FETALIS (RH SENSITIZATION)
Isoimmunization of the mother to any dissimilar
fetal blood group not possessed by the mother is possible. Historically the
most common example is the Rh (D) factor. Erythroblastosis fetalis (hemolytic
disease of the newborn) is characterized by sustained destruction of the fetal
erythrocytes by speciﬁc maternal antibodies (IgG), which cross the placenta to
the fetus. What was once a common cause for fetal death has largely been
eradicated by prophylactic maternal administration of immune globulin against
the Rh (D) factor to those at risk.

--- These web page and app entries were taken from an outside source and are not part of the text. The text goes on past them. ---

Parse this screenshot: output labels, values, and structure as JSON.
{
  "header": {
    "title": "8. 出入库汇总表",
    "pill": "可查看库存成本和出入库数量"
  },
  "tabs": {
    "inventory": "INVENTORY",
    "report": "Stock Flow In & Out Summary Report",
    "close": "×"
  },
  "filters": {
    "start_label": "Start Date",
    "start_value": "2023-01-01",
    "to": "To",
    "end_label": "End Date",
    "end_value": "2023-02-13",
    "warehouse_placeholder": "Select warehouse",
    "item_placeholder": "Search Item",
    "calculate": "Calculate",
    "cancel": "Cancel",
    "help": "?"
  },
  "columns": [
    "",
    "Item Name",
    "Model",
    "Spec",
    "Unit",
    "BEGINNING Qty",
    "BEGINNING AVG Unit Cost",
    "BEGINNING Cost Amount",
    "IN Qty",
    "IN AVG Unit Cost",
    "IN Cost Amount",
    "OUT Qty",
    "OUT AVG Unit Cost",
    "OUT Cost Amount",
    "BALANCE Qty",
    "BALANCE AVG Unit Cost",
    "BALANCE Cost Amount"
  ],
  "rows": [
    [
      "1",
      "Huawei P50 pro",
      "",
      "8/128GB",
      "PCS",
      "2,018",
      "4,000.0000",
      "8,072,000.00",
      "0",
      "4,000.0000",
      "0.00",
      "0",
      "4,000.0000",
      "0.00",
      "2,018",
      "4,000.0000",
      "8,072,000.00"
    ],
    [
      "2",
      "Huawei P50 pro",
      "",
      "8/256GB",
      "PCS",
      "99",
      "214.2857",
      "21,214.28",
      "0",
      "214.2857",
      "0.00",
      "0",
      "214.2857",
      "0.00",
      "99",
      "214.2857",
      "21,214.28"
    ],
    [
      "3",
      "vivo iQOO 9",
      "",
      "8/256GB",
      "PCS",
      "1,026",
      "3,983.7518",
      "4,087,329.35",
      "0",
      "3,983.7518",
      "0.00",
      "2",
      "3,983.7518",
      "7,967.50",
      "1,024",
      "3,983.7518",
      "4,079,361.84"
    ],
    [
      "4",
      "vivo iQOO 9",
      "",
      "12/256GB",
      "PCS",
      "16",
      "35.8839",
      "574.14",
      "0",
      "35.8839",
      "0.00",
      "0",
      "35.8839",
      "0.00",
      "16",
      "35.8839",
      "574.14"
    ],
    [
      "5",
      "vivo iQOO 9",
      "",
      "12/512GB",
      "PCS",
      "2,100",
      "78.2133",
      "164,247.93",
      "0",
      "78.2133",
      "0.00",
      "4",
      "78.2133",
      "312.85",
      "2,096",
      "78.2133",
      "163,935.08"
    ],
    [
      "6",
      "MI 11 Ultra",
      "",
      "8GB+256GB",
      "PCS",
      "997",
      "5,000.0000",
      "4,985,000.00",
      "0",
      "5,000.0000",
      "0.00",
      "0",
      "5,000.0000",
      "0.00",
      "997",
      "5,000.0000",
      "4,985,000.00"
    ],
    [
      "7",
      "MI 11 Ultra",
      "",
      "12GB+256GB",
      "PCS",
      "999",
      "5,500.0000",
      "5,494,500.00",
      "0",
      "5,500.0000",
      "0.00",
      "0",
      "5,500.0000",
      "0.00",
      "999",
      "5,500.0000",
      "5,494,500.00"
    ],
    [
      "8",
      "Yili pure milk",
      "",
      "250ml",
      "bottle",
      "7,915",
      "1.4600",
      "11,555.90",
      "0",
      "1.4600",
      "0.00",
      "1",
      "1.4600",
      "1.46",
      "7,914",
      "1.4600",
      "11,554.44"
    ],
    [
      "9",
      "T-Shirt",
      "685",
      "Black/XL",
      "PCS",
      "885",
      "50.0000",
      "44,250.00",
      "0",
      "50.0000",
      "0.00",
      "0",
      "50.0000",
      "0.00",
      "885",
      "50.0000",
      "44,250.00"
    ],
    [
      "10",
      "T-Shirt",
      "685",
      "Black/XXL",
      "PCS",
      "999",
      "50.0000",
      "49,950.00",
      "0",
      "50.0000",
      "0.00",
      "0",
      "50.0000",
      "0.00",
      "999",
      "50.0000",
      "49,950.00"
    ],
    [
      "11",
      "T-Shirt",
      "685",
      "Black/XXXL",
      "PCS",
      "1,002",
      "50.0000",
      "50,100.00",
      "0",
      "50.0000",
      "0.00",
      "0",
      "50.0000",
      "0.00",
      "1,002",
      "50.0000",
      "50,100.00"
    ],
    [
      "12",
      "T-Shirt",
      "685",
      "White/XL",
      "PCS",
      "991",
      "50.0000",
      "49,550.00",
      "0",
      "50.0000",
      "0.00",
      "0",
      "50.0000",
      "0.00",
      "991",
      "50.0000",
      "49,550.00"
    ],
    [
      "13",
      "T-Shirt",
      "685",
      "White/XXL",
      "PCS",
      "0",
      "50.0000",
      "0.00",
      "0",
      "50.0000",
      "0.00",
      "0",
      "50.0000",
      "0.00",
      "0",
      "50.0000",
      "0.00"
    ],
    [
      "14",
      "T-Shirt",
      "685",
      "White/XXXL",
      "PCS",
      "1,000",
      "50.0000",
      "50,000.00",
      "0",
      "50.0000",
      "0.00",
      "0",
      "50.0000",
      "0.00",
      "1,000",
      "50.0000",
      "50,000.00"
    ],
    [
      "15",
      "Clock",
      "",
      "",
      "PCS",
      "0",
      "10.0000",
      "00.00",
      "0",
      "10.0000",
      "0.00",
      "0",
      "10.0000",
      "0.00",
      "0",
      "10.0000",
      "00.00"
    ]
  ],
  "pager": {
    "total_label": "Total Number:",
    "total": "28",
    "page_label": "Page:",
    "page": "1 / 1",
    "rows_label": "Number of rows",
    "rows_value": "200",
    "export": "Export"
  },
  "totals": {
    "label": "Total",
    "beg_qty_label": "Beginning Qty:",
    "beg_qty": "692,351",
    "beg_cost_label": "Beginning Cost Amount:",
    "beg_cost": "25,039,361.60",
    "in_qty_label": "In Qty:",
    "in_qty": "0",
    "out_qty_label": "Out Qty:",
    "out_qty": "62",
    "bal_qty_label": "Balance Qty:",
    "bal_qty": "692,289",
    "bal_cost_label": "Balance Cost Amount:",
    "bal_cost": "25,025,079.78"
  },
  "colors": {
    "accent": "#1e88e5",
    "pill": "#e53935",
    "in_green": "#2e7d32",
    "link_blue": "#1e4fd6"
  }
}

Human red blood cells contain a complex group of inherited antigens, one of which is the Rhesus CDE antigen system. The genes for the CDE blood groups are inherited separately from the ABO groups and are located on the short arm of chromosome 1. One of the more important antigens of this group is Rh (D) factor. About 85% of all individuals are Rh (D)-positive whereas 15% are Rh (D)-negative. Any process that exposes the woman to blood carrying the D antigen including blood transfusion, miscarriage, ectopic or normal pregnancy, trauma during pregnancy, amnio-centesis, and others can result in anti-Rh agglutinins being formed. The IgG antibodies can cross the placenta into the fetal circulation and result in the destruction of the Rh-positive fetal blood. Other isoimmunizations (most frequently Kell, or Duffy antigens) can also result in similar effects on the fetus.
The three principal
features of the disease are hemolytic anemia, icterus, and hydrops. The
predominance of one or another of these manifestations in a given case depends
mainly upon the degree of immunity in the mother’s blood. When antibody titers
are 1:8, no clinical intervention is required. When titers are 1:16 in
albumin or 1:32 by an indirect Coombs test, amnio-centesis, umbilical cord
blood sampling, or Doppler velocimetry of the middle cerebral arteries should
be considered. In severely affected fetuses, intrauterine transfusion may be
required to prevent the full spectrum of hemolytic disease and hydrops.
In hydrops fetalis, the
most severe form of the disease, the fetus often is born dead and macerated.
Fluids accumulate in the serous cavities and body tissues. In severe cases
marked hemolytic anemia may develop. The nucleated red cells may far outnumber
the white blood cells. The viscera present many foci of extramedullary
erythropoiesis, which is most character-istically seen in the lungs where the
blood vessels in alveolar septa are ﬁlled with large erythroblasts.
In less severe cases the
infant is born alive with less edema and milder anemia. Because the placenta is
no longer available to transport bilirubin away, within a few hours icterus may
develop as the red cells are destroyed, liberating hemoglobin for
transformation into bilirubin more rapidly than the pigment can be eliminated
by the liver. Icterus and anemia may gradually subside or may increase to cause
death within a few days. In other cases with fewer agglutinins in the infant’s
blood, the icterus may be mild, and only anemia (congenital anemia) may be manifested
clinically. Most of these cases recover when exchange transfusion therapy is
In severe cases, the
placenta is very large, excessively lobulated, pale, and edematous.
Microscopically, the villi are swollen, edematous, and generously covered with
trophoblasts, including occasional cytotrophoblastic cells even at term. The
fetal blood is loaded with erythroblasts and other nucleated red blood cells.
Intra-placental clots are frequent.
All patients should have their Rh type established and be tested for isoimmunization (indirect Coombs test) at the ﬁrst prenatal visit. Those who are Rh-negative should receive D immune globulin after delivery, amniocentesis, fetal demise, miscarriage, ectopic pregnancy, or any other time exposure to Rh-positive cells may have occurred. Prophylactic administration between 28 and 30 weeks of gestation is also standard. With prophylaxis, he risk of isoimmunization is estimated to be 0.3%.